**Requirement:** This task calls for copying every line of the records that includes the word "labels".

**The input:**

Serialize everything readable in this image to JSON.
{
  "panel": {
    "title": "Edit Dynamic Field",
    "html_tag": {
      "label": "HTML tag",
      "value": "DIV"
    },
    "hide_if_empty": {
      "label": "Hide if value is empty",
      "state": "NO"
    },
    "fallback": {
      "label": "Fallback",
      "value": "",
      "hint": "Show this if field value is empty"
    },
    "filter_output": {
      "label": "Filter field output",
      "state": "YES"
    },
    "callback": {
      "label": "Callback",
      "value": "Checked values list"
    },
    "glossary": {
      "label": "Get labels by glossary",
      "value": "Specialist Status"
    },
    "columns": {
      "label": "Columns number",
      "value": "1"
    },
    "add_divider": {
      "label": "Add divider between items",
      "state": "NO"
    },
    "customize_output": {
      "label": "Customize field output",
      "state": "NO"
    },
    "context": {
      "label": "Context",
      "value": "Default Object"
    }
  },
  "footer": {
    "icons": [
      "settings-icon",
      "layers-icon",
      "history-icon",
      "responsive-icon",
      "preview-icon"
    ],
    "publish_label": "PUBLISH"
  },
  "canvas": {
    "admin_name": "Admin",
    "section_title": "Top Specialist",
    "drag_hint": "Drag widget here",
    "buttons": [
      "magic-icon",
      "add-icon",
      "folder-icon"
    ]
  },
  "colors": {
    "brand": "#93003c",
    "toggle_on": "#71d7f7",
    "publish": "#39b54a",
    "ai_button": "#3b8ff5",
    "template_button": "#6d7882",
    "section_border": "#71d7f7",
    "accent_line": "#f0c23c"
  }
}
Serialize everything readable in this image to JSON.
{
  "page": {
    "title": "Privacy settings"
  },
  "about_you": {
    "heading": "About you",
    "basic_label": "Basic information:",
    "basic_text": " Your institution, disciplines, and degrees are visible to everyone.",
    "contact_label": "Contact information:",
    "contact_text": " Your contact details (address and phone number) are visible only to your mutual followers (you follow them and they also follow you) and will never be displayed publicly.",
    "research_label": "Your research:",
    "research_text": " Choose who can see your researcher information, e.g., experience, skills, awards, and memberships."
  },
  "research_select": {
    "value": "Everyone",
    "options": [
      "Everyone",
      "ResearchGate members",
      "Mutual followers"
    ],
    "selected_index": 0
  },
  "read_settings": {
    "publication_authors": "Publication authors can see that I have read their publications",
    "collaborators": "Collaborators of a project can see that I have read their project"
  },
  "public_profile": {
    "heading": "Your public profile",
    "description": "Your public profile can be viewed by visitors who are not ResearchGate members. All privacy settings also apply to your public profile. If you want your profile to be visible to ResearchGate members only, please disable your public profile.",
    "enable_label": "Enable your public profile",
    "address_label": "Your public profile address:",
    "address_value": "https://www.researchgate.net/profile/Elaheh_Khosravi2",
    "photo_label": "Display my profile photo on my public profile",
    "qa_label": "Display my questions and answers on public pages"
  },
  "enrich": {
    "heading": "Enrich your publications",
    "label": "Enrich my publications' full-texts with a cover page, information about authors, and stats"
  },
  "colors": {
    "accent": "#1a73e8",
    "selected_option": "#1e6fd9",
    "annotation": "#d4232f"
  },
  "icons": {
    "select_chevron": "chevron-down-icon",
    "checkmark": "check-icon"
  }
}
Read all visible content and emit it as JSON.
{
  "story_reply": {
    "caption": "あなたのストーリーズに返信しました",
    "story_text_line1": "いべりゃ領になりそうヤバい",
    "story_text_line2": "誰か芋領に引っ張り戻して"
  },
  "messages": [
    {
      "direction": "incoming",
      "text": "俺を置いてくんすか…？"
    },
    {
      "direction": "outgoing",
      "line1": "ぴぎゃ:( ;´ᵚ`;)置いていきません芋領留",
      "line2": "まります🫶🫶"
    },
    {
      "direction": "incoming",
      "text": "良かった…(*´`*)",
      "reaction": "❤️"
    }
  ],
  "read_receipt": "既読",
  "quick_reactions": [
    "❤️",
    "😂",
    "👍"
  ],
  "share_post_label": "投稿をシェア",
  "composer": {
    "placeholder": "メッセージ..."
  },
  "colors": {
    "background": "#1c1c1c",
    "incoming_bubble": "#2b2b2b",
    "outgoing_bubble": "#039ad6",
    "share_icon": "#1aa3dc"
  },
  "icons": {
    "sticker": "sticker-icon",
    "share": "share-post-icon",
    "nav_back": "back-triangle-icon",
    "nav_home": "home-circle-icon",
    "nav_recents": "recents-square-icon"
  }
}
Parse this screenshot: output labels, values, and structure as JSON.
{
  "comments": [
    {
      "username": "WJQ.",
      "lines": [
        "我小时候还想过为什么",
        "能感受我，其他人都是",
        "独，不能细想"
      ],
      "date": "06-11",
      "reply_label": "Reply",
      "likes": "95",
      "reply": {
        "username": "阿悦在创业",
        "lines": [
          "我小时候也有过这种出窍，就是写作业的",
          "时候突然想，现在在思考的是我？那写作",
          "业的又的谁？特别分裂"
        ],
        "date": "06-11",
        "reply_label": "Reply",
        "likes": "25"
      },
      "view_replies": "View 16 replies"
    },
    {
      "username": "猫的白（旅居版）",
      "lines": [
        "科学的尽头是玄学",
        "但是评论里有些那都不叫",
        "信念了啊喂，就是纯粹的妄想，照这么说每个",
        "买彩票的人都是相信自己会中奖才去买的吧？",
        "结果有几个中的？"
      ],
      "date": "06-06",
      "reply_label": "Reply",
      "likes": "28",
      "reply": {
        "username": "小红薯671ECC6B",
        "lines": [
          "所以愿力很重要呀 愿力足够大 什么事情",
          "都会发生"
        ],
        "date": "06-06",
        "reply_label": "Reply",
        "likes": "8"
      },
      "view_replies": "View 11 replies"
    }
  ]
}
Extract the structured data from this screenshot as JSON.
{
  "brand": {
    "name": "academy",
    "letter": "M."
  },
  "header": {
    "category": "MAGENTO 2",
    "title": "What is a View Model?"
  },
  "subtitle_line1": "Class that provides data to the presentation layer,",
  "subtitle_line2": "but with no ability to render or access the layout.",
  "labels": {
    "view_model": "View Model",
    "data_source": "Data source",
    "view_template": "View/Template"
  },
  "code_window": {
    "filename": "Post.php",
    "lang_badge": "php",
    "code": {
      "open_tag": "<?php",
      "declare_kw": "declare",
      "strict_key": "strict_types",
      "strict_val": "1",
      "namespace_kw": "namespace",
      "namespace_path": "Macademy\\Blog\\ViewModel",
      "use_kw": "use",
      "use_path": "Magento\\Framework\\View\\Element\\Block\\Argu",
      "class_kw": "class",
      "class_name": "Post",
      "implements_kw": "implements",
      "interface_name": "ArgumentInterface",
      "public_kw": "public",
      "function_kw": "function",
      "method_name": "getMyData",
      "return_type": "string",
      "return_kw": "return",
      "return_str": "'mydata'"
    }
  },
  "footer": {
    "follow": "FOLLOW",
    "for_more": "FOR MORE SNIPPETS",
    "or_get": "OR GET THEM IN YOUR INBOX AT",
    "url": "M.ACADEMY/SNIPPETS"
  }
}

**Solution for this task:**
      "label": "Get labels by glossary",
Parse this screenshot: output labels, values, and structure as JSON.
  "labels": {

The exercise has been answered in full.